Play Live Radio
Next Up:
0:00 0:00
Available On Air Stations

Why vote in the presidential primary? Voters explain

A red and white sign with an arrow pointing towards doors that says "Polling Place"
Roman Battaglia
Delaware Public Media
Dover High School was one of two polling locations in the city. Many have closed because of COVID-19

Delaware is one of the last states to hold its presidential primary this year. The election was pushed back twice because of COVID-19.


Delaware’s votes won’t impact who gets each party’s nomination.  President Trump and Joe Biden have already garnered the number of delegates needed.


So why vote?  Delawareans turning out at Dover High School offered a variety of reasons.  Belinda Reyes, a Forensic Scientist at the Dover AFB was among them.


“I think it’s important to make my voice heard, even if it’s, like, later, rather than not at all. So I think every vote counts. People should make an effort, you know, have their voice be heard.”

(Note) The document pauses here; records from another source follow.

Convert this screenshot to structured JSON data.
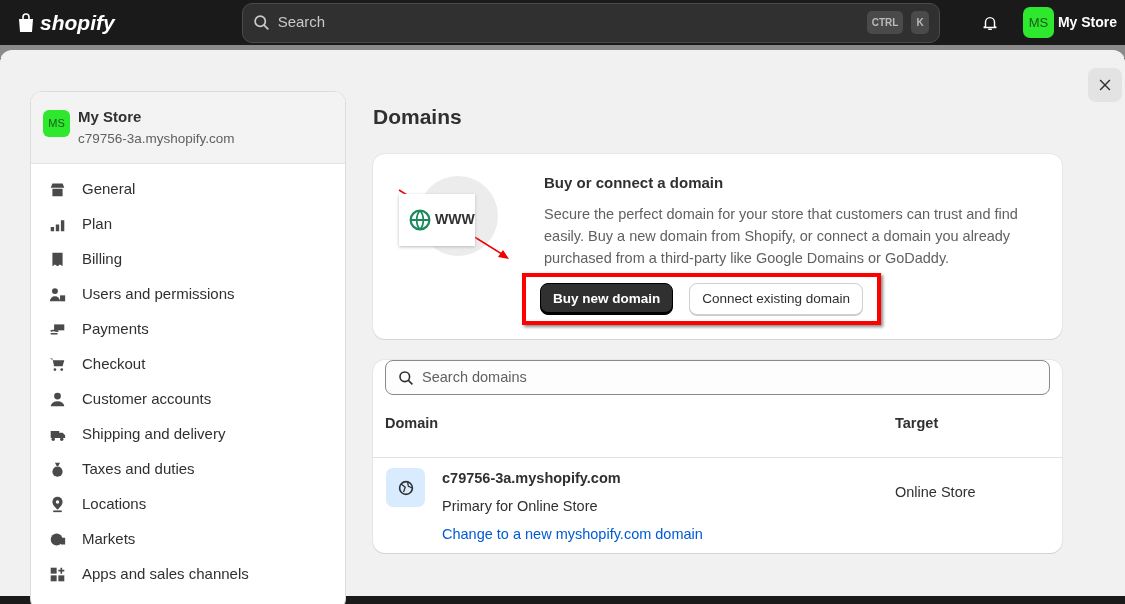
{
  "topbar": {
    "logo": "shopify",
    "search": {
      "placeholder": "Search",
      "shortcut_keys": [
        "CTRL",
        "K"
      ]
    },
    "account": {
      "initials": "MS",
      "name": "My Store"
    }
  },
  "sidebar": {
    "store": {
      "initials": "MS",
      "name": "My Store",
      "domain": "c79756-3a.myshopify.com"
    },
    "items": [
      {
        "label": "General"
      },
      {
        "label": "Plan"
      },
      {
        "label": "Billing"
      },
      {
        "label": "Users and permissions"
      },
      {
        "label": "Payments"
      },
      {
        "label": "Checkout"
      },
      {
        "label": "Customer accounts"
      },
      {
        "label": "Shipping and delivery"
      },
      {
        "label": "Taxes and duties"
      },
      {
        "label": "Locations"
      },
      {
        "label": "Markets"
      },
      {
        "label": "Apps and sales channels"
      }
    ]
  },
  "page": {
    "title": "Domains",
    "promo": {
      "illustration_text": "WWW",
      "title": "Buy or connect a domain",
      "text": "Secure the perfect domain for your store that customers can trust and find easily. Buy a new domain from Shopify, or connect a domain you already purchased from a third-party like Google Domains or GoDaddy.",
      "buttons": [
        {
          "label": "Buy new domain",
          "kind": "primary"
        },
        {
          "label": "Connect existing domain",
          "kind": "secondary"
        }
      ]
    },
    "domains": {
      "search": {
        "placeholder": "Search domains"
      },
      "columns": [
        "Domain",
        "Target"
      ],
      "rows": [
        {
          "domain": "c79756-3a.myshopify.com",
          "note": "Primary for Online Store",
          "link": "Change to a new myshopify.com domain",
          "target": "Online Store"
        }
      ]
    }
  }
}
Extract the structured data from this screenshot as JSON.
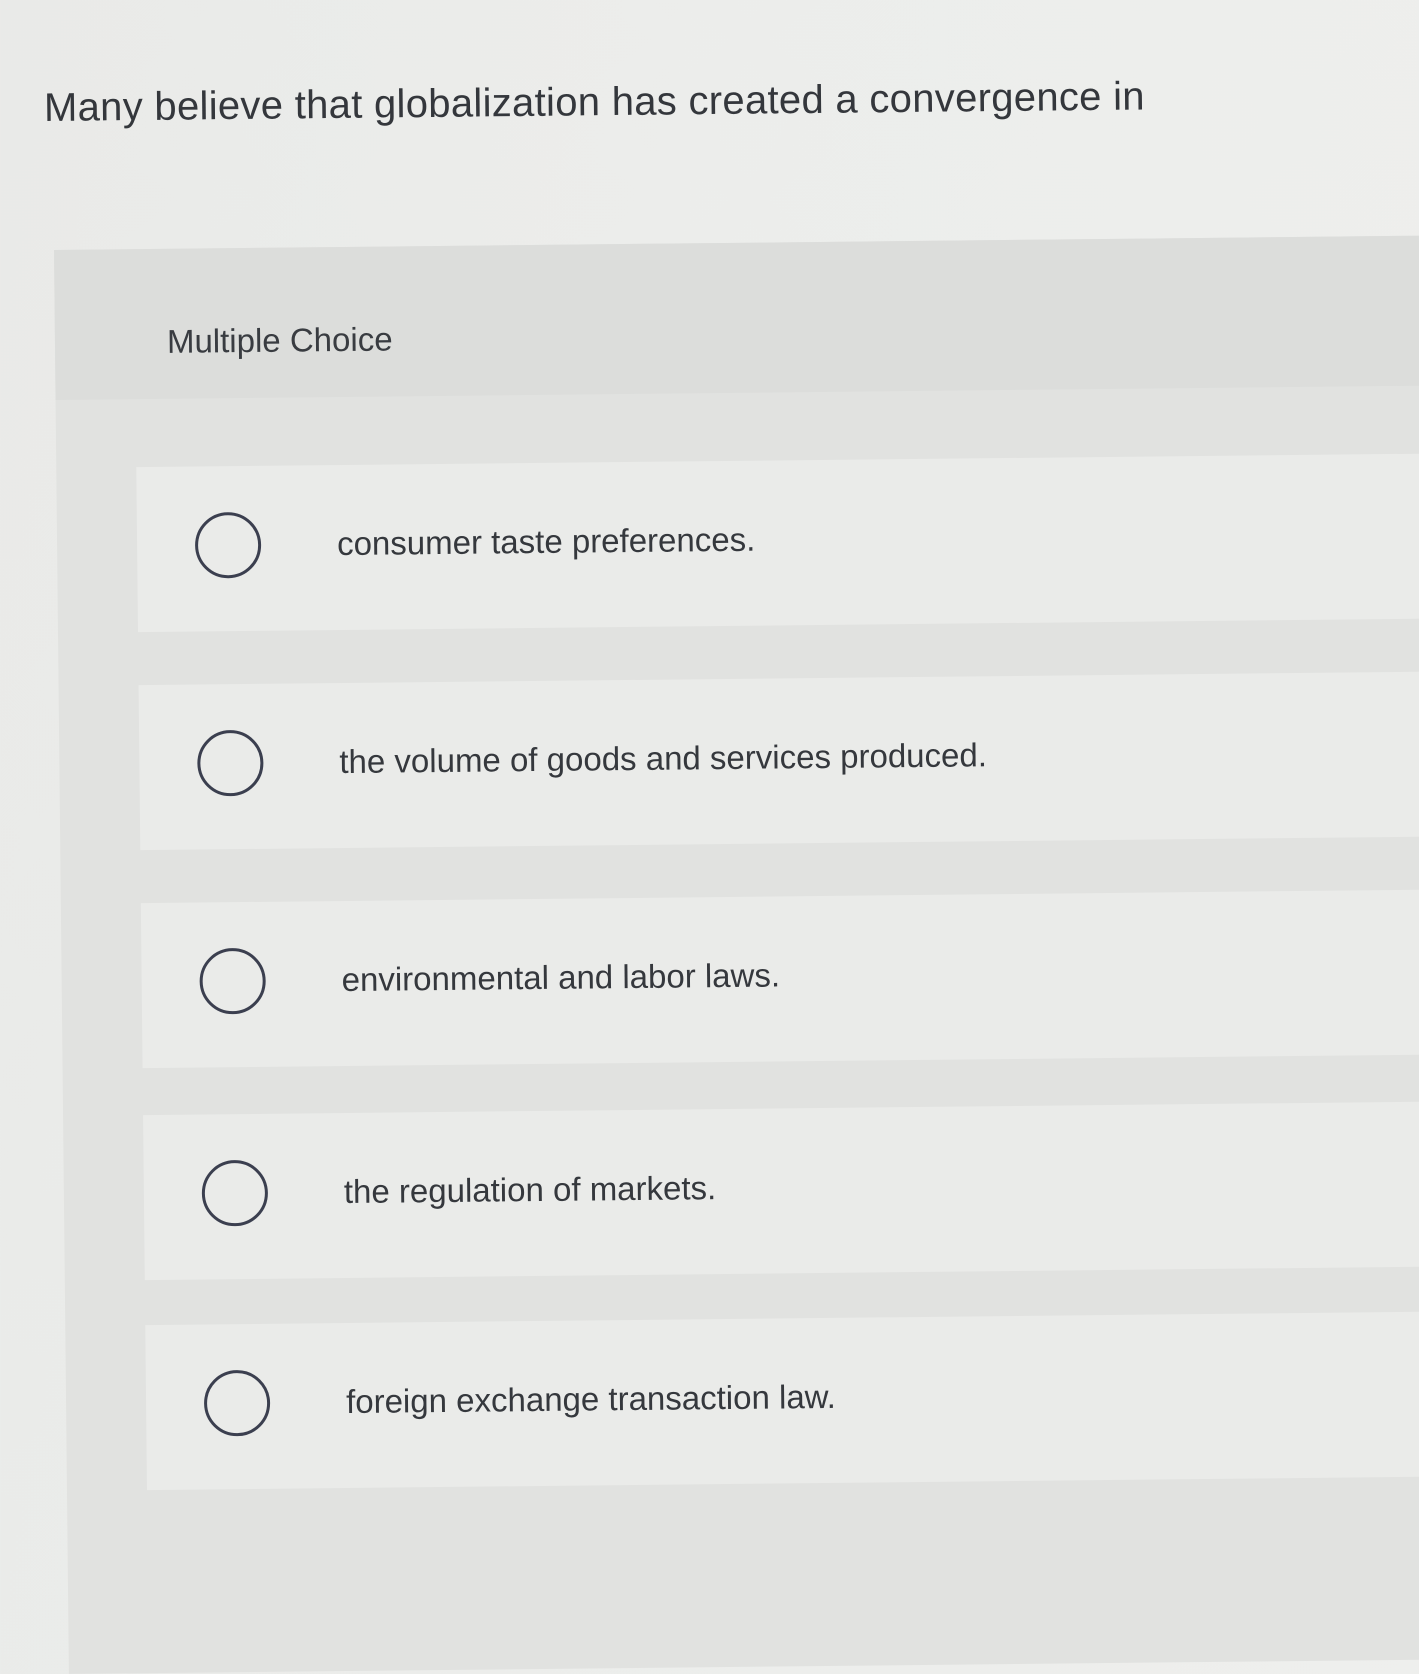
{
  "question": {
    "text": "Many believe that globalization has created a convergence in"
  },
  "section": {
    "label": "Multiple Choice"
  },
  "options": [
    {
      "label": "consumer taste preferences.",
      "selected": false
    },
    {
      "label": "the volume of goods and services produced.",
      "selected": false
    },
    {
      "label": "environmental and labor laws.",
      "selected": false
    },
    {
      "label": "the regulation of markets.",
      "selected": false
    },
    {
      "label": "foreign exchange transaction law.",
      "selected": false
    }
  ]
}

Cecelia Augustine, a hotel manager at the Dover Downs, wanted to show her support for Joe Biden.


“He’s for the people, He’s a man of integrity, he has empathy. And this is what we are looking for in a president, someone that’ll stand for us and make us know the American dream is still available and we can receive it through a person who cares.”


Karen Reilly-Morton, an aquatics specialist, voted for President Trump.


“Never thought he was going to be able to do it. Did not really think he’d do that great of a job, but I’ve been very, very pleased with the results. The economy’s gotten there even with this COVID thing.”


Consumer spending in Delaware has dropped 9.9 percent since January, and an even larger 20 percent drop in small business revenue. Many experts believe it’s too early to tell how well the economy will recover in the coming months.


Monday’s presidential primary is the first statewide election to use Delaware’s new voting machines.


The state bought the new machines last spring, and have since tested them in smaller school elections.


Manuel Torres, a custodial technician in Dover compares the new machines to the ones the state used previously.

“Before you had to punch these little buttons. This was all computerized, I loved it. You got to print your ballot, make sure that who you voted for was on the printing and then vote. It was fantastic, I loved it.”


But many voters won’t even enter a polling place this year.


As of July 2nd, more than fifteen times the amount of people had requested absentee ballots this year as voted that way in the 2016 primary. The increase was driven by the state loosening the requirements to vote absentee because of the COVID-19 pandemic.


And many voters are expected to vote-by-mail in the September primary and November general election as well.  All voters will receive a vote-by-mail application sixty days before each election.


This story has been corrected to clarify the increase in absentee voting between 2016 and 2020.

Roman Battaglia grew up in Portland, Ore, and now reports for Delaware Public Media as a Report For America corps member. He focuses on politics, elections and legislation activity at the local, county and state levels.
Related Content